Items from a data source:
○ ○ ○ ○ ○

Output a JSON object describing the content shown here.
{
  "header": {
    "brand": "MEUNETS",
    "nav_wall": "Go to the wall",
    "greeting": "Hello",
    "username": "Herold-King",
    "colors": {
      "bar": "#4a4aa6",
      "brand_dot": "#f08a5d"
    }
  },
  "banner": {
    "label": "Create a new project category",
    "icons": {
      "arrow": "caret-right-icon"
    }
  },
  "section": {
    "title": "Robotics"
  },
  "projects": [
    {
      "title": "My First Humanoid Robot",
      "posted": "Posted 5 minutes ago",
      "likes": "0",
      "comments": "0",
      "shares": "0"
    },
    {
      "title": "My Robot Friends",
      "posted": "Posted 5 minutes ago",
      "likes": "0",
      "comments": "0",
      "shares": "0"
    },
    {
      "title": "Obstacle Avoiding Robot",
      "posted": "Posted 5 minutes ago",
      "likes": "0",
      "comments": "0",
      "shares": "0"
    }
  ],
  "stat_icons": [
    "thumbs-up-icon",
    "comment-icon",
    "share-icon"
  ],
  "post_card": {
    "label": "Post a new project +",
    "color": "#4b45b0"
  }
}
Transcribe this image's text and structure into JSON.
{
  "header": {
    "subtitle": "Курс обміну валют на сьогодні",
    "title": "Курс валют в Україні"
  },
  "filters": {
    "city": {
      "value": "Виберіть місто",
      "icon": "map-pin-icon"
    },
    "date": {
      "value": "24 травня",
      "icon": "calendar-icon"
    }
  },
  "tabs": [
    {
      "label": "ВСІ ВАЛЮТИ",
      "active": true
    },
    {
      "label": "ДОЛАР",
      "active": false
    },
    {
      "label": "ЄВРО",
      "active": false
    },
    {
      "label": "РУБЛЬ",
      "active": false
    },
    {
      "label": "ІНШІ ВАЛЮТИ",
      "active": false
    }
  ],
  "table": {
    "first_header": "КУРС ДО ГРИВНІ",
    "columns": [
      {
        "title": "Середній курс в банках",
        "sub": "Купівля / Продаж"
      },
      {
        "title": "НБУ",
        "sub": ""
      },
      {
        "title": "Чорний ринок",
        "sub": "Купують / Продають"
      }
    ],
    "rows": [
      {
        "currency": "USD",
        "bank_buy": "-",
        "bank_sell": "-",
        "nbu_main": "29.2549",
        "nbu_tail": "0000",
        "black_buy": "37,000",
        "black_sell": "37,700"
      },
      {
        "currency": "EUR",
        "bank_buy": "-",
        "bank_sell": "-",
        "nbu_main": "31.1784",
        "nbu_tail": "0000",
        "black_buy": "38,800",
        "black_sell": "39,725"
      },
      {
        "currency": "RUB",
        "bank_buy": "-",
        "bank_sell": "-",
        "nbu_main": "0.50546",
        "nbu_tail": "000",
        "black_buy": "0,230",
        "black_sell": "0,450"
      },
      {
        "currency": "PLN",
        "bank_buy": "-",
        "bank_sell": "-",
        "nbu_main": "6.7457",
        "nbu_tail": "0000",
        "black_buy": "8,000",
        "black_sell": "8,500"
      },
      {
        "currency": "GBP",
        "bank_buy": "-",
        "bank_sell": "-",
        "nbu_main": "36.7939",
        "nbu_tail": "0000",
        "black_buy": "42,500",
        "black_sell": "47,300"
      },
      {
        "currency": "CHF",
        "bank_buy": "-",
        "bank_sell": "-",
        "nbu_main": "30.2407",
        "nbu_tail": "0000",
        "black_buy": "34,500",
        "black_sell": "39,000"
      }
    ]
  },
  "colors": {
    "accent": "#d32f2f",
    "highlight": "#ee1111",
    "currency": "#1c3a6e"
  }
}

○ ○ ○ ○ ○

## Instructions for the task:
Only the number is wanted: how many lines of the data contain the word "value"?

## Problem solution:
2